Denial is an essential component of becoming addicted to alcohol or drugs– after all, none of us really like to admit we have a problem with anything; and in the addictive process this tendency becomes all the more pronounced.
Helping someone else quit, whether you are a recovered addict yourself or not, can be a process full of difficult conversations. Knowing how to have these conversations is essential. Maybe you have sought help from drug treatment centers in Denver or maybe you have asked friends, either way, preparing yourself will be helpful.
Denial is a major barrier in the way of overcoming alcoholism or drug addiction– an absolutely essential first step is for the person to actually accept that at least they might have a problem. If the person you are concerned about does not admit that they might have a problem (in professional terms this is called Pre-Contemplation), you are facing an, almost, impossible task . If they are able to reach this conclusion, then they may become amenable to speaking to a professional in confidence. If they remain convinced there is no problem, then it is highly unlikely that they will wish to speak to anyone– after all, what would be the point?

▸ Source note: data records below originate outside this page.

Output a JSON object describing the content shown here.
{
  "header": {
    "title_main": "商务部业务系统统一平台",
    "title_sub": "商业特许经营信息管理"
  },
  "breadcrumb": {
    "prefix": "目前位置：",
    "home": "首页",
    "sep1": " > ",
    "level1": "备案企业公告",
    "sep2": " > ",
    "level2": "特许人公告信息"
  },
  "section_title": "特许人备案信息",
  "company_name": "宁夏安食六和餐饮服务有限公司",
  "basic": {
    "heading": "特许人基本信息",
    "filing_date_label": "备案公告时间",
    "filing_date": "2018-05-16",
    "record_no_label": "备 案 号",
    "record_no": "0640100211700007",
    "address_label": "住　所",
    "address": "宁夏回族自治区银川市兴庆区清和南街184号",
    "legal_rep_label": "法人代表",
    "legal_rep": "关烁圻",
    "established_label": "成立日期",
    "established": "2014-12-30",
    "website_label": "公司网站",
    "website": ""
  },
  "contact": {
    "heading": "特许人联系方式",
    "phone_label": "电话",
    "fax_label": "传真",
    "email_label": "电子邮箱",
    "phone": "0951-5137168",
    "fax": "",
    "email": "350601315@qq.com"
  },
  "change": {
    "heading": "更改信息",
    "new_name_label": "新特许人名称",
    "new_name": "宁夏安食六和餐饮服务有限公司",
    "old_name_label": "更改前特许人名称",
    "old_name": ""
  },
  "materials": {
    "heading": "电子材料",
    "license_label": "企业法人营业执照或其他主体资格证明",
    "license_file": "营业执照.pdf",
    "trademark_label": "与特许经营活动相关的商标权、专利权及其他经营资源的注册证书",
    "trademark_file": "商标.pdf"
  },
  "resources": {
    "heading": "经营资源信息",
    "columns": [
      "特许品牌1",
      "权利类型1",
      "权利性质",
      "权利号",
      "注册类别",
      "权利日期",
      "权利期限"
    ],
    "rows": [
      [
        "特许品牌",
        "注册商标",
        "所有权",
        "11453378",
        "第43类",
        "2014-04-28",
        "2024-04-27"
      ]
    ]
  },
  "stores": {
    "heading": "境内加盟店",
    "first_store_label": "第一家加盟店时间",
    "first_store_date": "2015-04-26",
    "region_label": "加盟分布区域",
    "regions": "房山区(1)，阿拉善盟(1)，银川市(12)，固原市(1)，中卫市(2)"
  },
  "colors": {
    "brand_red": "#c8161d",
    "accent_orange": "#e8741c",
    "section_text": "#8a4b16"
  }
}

The bottom line here is that people nearly always need to make decisions for themselves. This is not just related to alcoholism or drug use, but is generally true in life. Someone is much more likely to want to do something if they feel that this has been their own decision, rather than an ‘order’ from someone-else, or that they have to do it just to keep someone else happy.